PROVIDED MATERIAL:
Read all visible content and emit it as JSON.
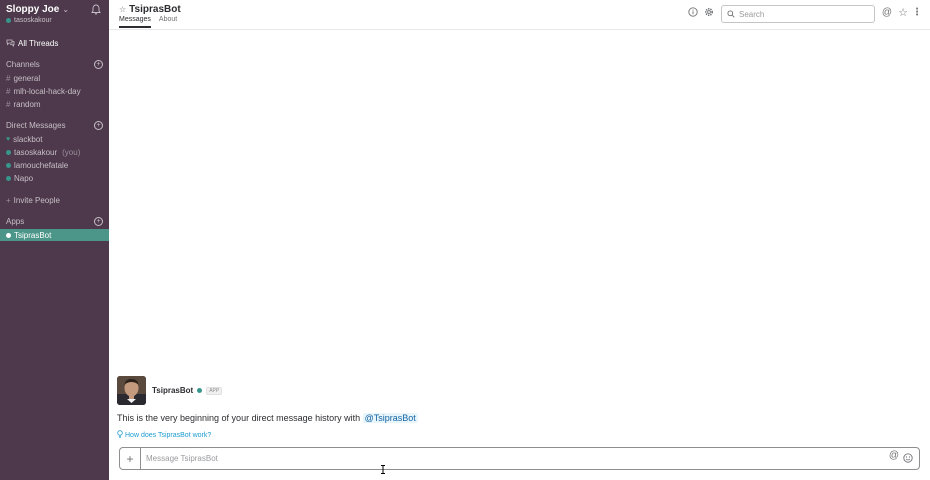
{
  "team": {
    "name": "Sloppy Joe",
    "chevron": "⌄",
    "user": "tasoskakour"
  },
  "sidebar": {
    "all_threads": "All Threads",
    "channels_header": "Channels",
    "channels": [
      {
        "label": "general"
      },
      {
        "label": "mlh-local-hack-day"
      },
      {
        "label": "random"
      }
    ],
    "dm_header": "Direct Messages",
    "dms": [
      {
        "label": "slackbot"
      },
      {
        "label": "tasoskakour",
        "suffix": "(you)"
      },
      {
        "label": "lamouchefatale"
      },
      {
        "label": "Napo"
      }
    ],
    "invite": "Invite People",
    "apps_header": "Apps",
    "apps": [
      {
        "label": "TsiprasBot"
      }
    ]
  },
  "header": {
    "title": "TsiprasBot",
    "tabs": [
      "Messages",
      "About"
    ],
    "search_placeholder": "Search"
  },
  "messages": {
    "bot_name": "TsiprasBot",
    "badge": "APP",
    "intro_text": "This is the very beginning of your direct message history with",
    "mention": "@TsiprasBot",
    "help_link": "How does TsiprasBot work?"
  },
  "composer": {
    "placeholder": "Message TsiprasBot"
  },
  "colors": {
    "sidebar_bg": "#4d394b",
    "active_item": "#4c9689",
    "presence": "#38978d",
    "link": "#1d9bd1"
  }
}
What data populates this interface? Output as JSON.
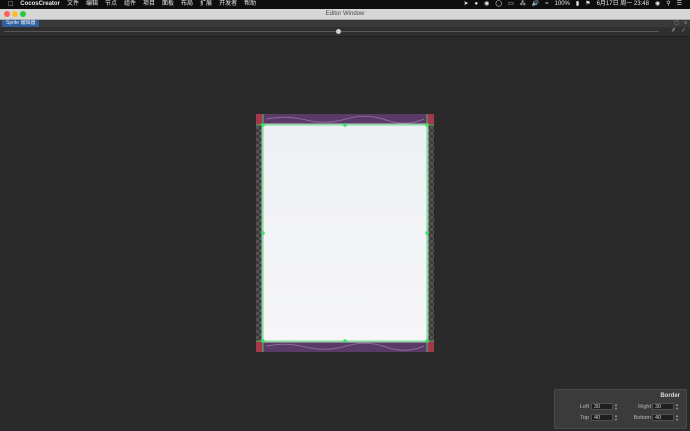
{
  "menubar": {
    "app_name": "CocosCreator",
    "items": [
      "文件",
      "编辑",
      "节点",
      "组件",
      "项目",
      "面板",
      "布局",
      "扩展",
      "开发者",
      "帮助"
    ],
    "battery": "100%",
    "datetime": "6月17日 周一  23:48"
  },
  "window": {
    "title": "Editor Window",
    "traffic_colors": [
      "#fc5f57",
      "#fdbc2e",
      "#28c840"
    ]
  },
  "tab": {
    "label": "Sprite 编辑器"
  },
  "toolbar": {
    "zoom_fraction": 0.51
  },
  "border_panel": {
    "title": "Border",
    "left_label": "Left",
    "left_value": "30",
    "right_label": "Right",
    "right_value": "30",
    "top_label": "Top",
    "top_value": "40",
    "bottom_label": "Bottom",
    "bottom_value": "40"
  },
  "colors": {
    "accent": "#2f5f9d",
    "guide": "#3ce06a",
    "frame": "#5a3a66"
  }
}
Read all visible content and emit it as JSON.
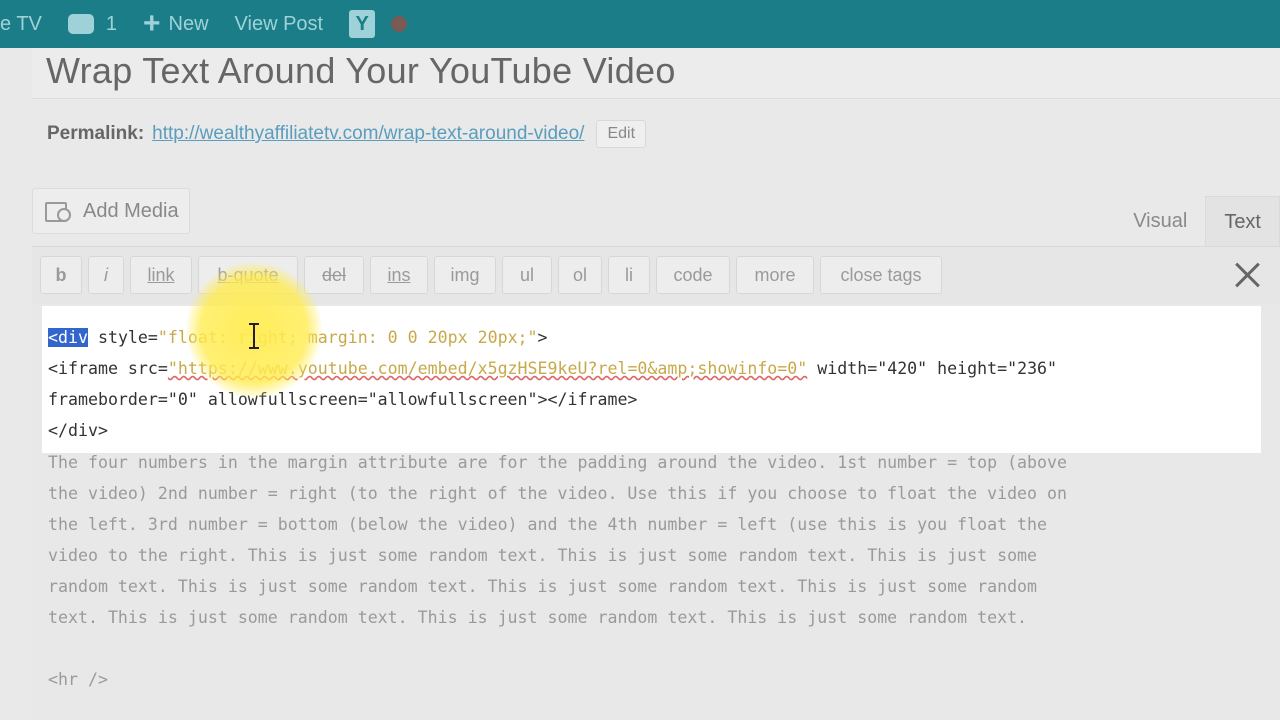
{
  "admin_bar": {
    "site_label": "e TV",
    "comments_count": "1",
    "new_label": "New",
    "view_post_label": "View Post",
    "yoast_label": "Y",
    "icons": [
      "comment-bubble-icon",
      "plus-icon",
      "yoast-icon",
      "notification-dot-icon"
    ]
  },
  "post": {
    "title": "Wrap Text Around Your YouTube Video",
    "permalink_label": "Permalink:",
    "permalink_url": "http://wealthyaffiliatetv.com/wrap-text-around-video/",
    "edit_label": "Edit"
  },
  "media": {
    "add_media_label": "Add Media"
  },
  "editor_tabs": {
    "visual": "Visual",
    "text": "Text",
    "active": "text"
  },
  "quicktags": [
    "b",
    "i",
    "link",
    "b-quote",
    "del",
    "ins",
    "img",
    "ul",
    "ol",
    "li",
    "code",
    "more",
    "close tags"
  ],
  "code_block": {
    "line1_tag": "<div",
    "line1_attr": " style=",
    "line1_value": "\"float: right; margin: 0 0 20px 20px;\"",
    "line1_end": ">",
    "line2_start": "<iframe src=",
    "line2_url": "\"https://www.youtube.com/embed/x5gzHSE9keU?rel=0&amp;showinfo=0\"",
    "line2_end": " width=\"420\" height=\"236\"",
    "line3": "frameborder=\"0\" allowfullscreen=\"allowfullscreen\"></iframe>",
    "line4": "</div>"
  },
  "body_lines": [
    "The four numbers in the margin attribute are for the padding around the video. 1st number = top (above",
    "the video) 2nd number = right (to the right of the video. Use this if you choose to float the video on",
    "the left. 3rd number = bottom (below the video) and the 4th number = left (use this is you float the",
    "video to the right. This is just some random text. This is just some random text. This is just some",
    "random text. This is just some random text. This is just some random text. This is just some random",
    "text. This is just some random text. This is just some random text. This is just some random text."
  ],
  "hr_line": "<hr />"
}
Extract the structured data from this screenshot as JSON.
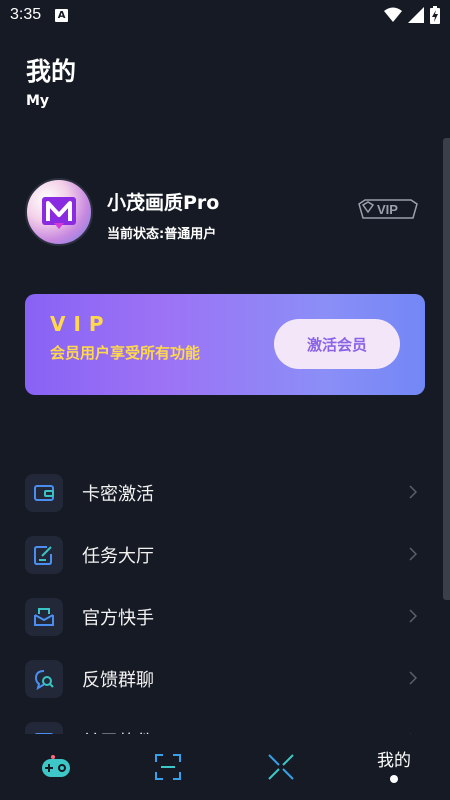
{
  "status_bar": {
    "time": "3:35",
    "notification_letter": "A"
  },
  "header": {
    "title": "我的",
    "subtitle": "My"
  },
  "profile": {
    "avatar_letter": "M",
    "name": "小茂画质Pro",
    "status": "当前状态:普通用户",
    "badge_label": "VIP"
  },
  "vip_card": {
    "title": "VIP",
    "description": "会员用户享受所有功能",
    "button_label": "激活会员"
  },
  "menu": [
    {
      "label": "卡密激活",
      "icon": "wallet-icon"
    },
    {
      "label": "任务大厅",
      "icon": "task-edit-icon"
    },
    {
      "label": "官方快手",
      "icon": "mailbox-icon"
    },
    {
      "label": "反馈群聊",
      "icon": "chat-search-icon"
    },
    {
      "label": "关于软件",
      "icon": "info-card-icon"
    }
  ],
  "bottom_nav": {
    "items": [
      {
        "icon": "gamepad-icon"
      },
      {
        "icon": "scan-icon"
      },
      {
        "icon": "cross-tools-icon"
      },
      {
        "label": "我的"
      }
    ]
  },
  "colors": {
    "background": "#161a24",
    "accent_gold": "#ffd84c",
    "card_gradient_start": "#8862f5",
    "card_gradient_end": "#7287f6",
    "icon_blue": "#4a8ff0",
    "icon_teal": "#39c3c4"
  }
}
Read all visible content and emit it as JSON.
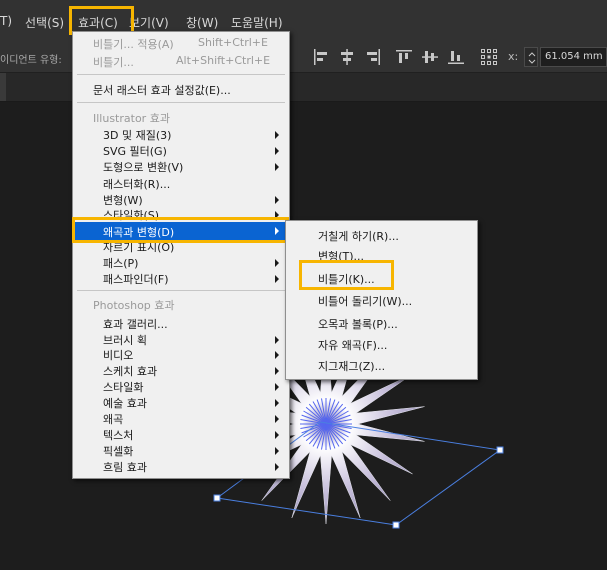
{
  "menubar": {
    "items": [
      "T)",
      "선택(S)",
      "효과(C)",
      "보기(V)",
      "창(W)",
      "도움말(H)"
    ]
  },
  "optionsbar": {
    "label": "이디언트 유형:",
    "x_label": "x:",
    "x_value": "61.054 mm"
  },
  "effect_menu": {
    "top": [
      {
        "label": "비틀기... 적용(A)",
        "shortcut": "Shift+Ctrl+E"
      },
      {
        "label": "비틀기...",
        "shortcut": "Alt+Shift+Ctrl+E"
      }
    ],
    "doc_raster": "문서 래스터 효과 설정값(E)...",
    "illustrator_header": "Illustrator 효과",
    "illustrator_items": [
      "3D 및 재질(3)",
      "SVG 필터(G)",
      "도형으로 변환(V)",
      "래스터화(R)...",
      "변형(W)",
      "스타일화(S)",
      "왜곡과 변형(D)",
      "자르기 표시(O)",
      "패스(P)",
      "패스파인더(F)"
    ],
    "photoshop_header": "Photoshop 효과",
    "photoshop_items": [
      "효과 갤러리...",
      "브러시 획",
      "비디오",
      "스케치 효과",
      "스타일화",
      "예술 효과",
      "왜곡",
      "텍스처",
      "픽셀화",
      "흐림 효과"
    ]
  },
  "distort_submenu": {
    "items": [
      "거칠게 하기(R)...",
      "변형(T)...",
      "비틀기(K)...",
      "비틀어 돌리기(W)...",
      "오목과 볼록(P)...",
      "자유 왜곡(F)...",
      "지그재그(Z)..."
    ]
  },
  "colors": {
    "highlight_border": "#f7b500",
    "menu_selection": "#0a64d2",
    "selection_box": "#4a7fe0",
    "star_fill": "#c8c0dc"
  }
}
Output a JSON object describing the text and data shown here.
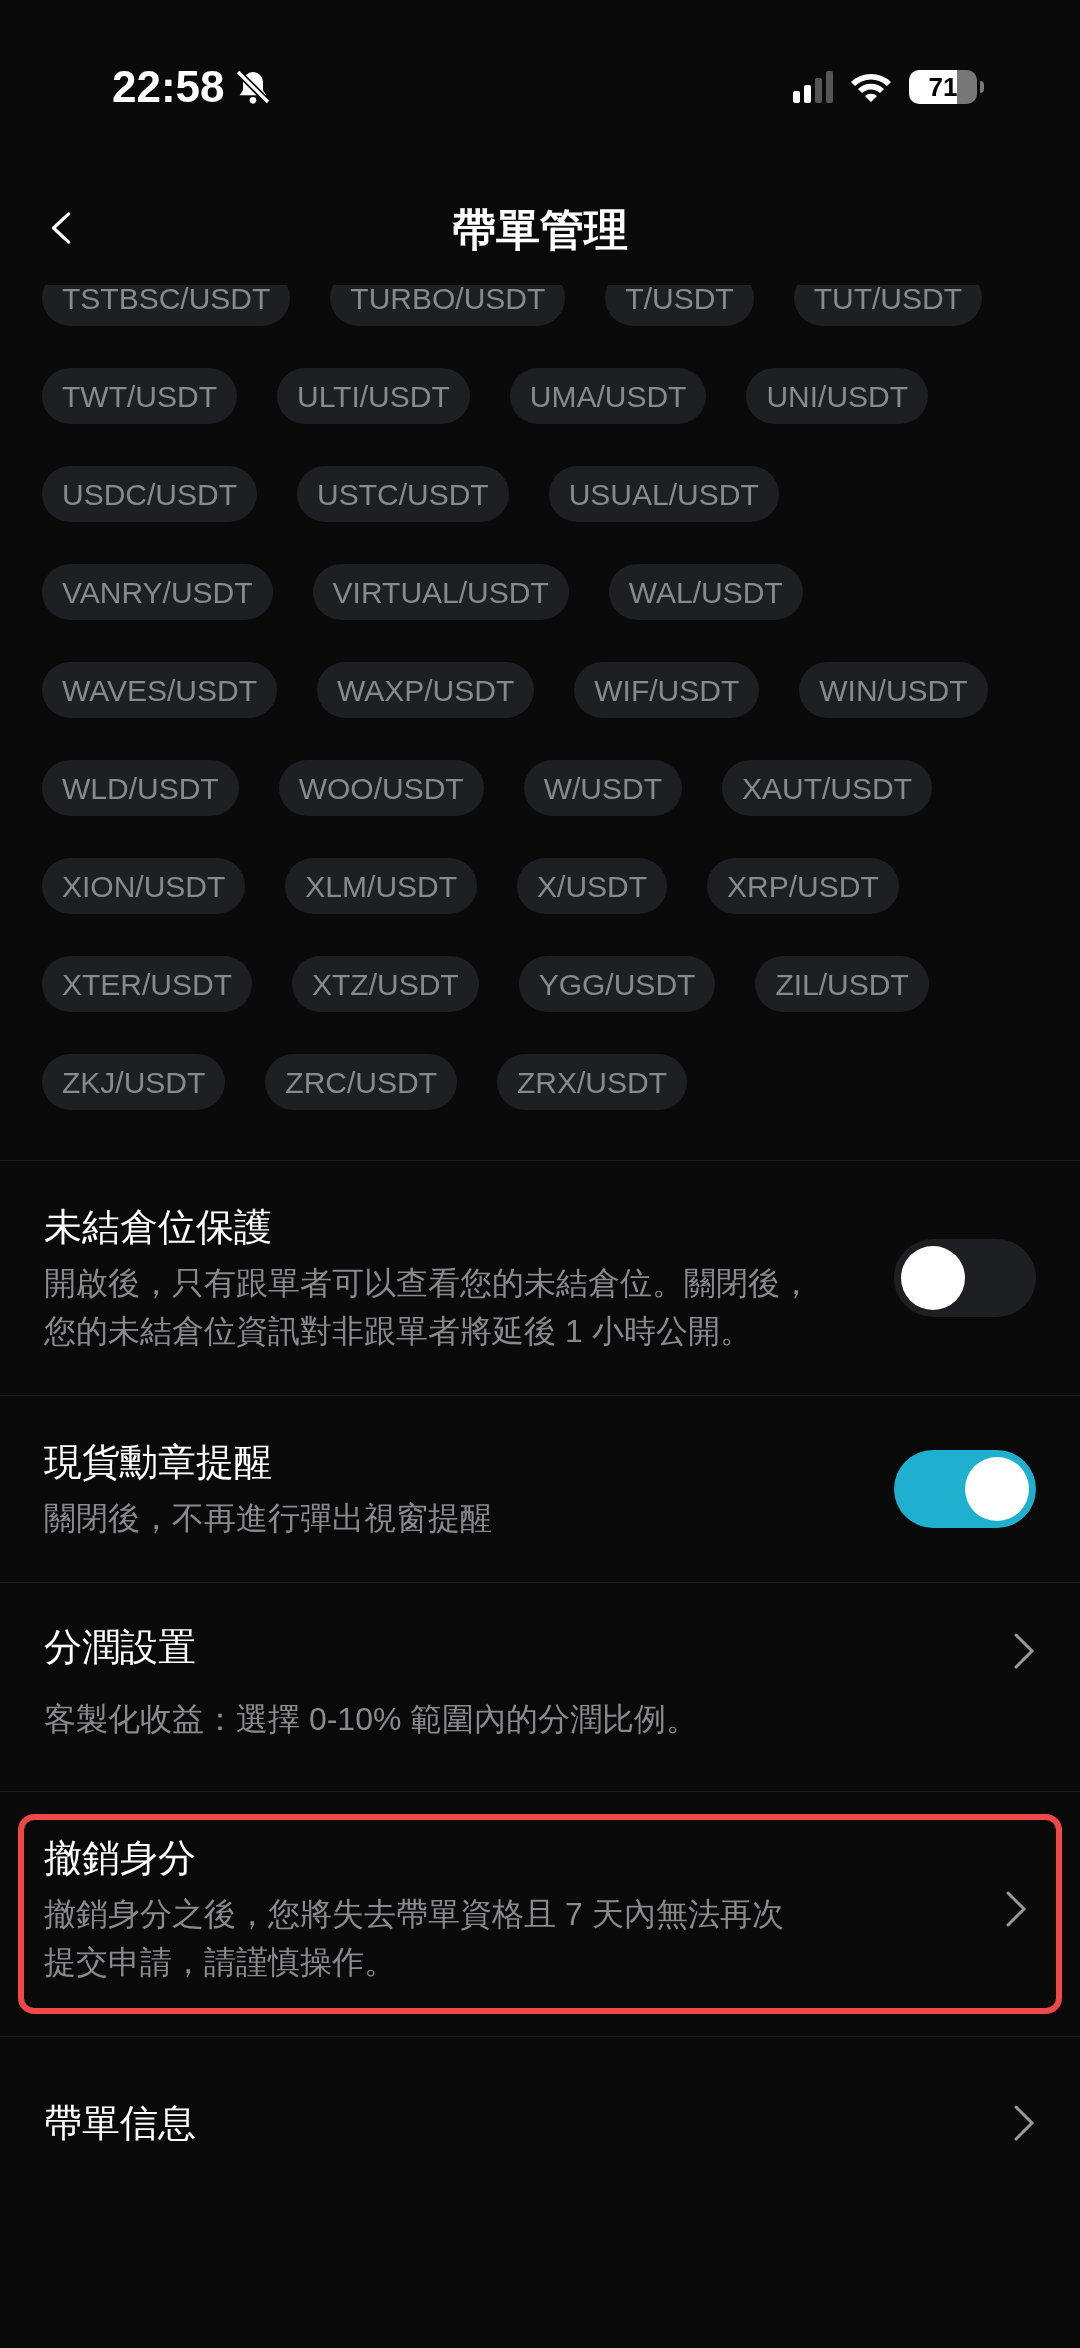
{
  "status_bar": {
    "time": "22:58",
    "silent": true,
    "battery": "71"
  },
  "header": {
    "title": "帶單管理"
  },
  "pair_rows": [
    [
      "TSTBSC/USDT",
      "TURBO/USDT",
      "T/USDT",
      "TUT/USDT"
    ],
    [
      "TWT/USDT",
      "ULTI/USDT",
      "UMA/USDT",
      "UNI/USDT"
    ],
    [
      "USDC/USDT",
      "USTC/USDT",
      "USUAL/USDT"
    ],
    [
      "VANRY/USDT",
      "VIRTUAL/USDT",
      "WAL/USDT"
    ],
    [
      "WAVES/USDT",
      "WAXP/USDT",
      "WIF/USDT",
      "WIN/USDT"
    ],
    [
      "WLD/USDT",
      "WOO/USDT",
      "W/USDT",
      "XAUT/USDT"
    ],
    [
      "XION/USDT",
      "XLM/USDT",
      "X/USDT",
      "XRP/USDT"
    ],
    [
      "XTER/USDT",
      "XTZ/USDT",
      "YGG/USDT",
      "ZIL/USDT"
    ],
    [
      "ZKJ/USDT",
      "ZRC/USDT",
      "ZRX/USDT"
    ]
  ],
  "settings": [
    {
      "kind": "toggle",
      "title": "未結倉位保護",
      "description": "開啟後，只有跟單者可以查看您的未結倉位。關閉後，您的未結倉位資訊對非跟單者將延後 1 小時公開。",
      "on": false,
      "highlighted": false
    },
    {
      "kind": "toggle",
      "title": "現貨勳章提醒",
      "description": "關閉後，不再進行彈出視窗提醒",
      "on": true,
      "highlighted": false
    },
    {
      "kind": "link",
      "title": "分潤設置",
      "description": "客製化收益：選擇 0-10% 範圍內的分潤比例。",
      "highlighted": false
    },
    {
      "kind": "link",
      "title": "撤銷身分",
      "description": "撤銷身分之後，您將失去帶單資格且 7 天內無法再次提交申請，請謹慎操作。",
      "highlighted": true
    },
    {
      "kind": "link",
      "title": "帶單信息",
      "highlighted": false
    }
  ]
}
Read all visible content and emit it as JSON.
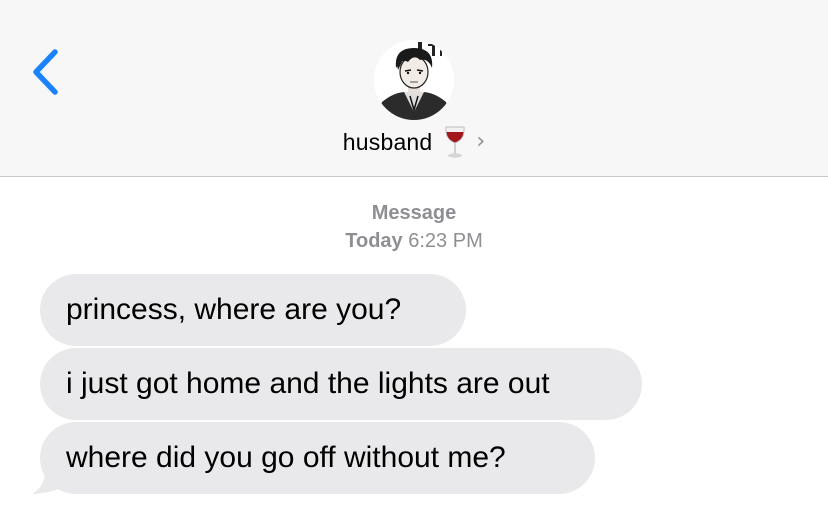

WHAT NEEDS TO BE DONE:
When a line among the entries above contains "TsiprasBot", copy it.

RESPONSE BOX:
        "label": "TsiprasBot"
    "title": "TsiprasBot",
    "bot_name": "TsiprasBot",
    "mention": "@TsiprasBot",
    "help_link": "How does TsiprasBot work?"
    "placeholder": "Message TsiprasBot"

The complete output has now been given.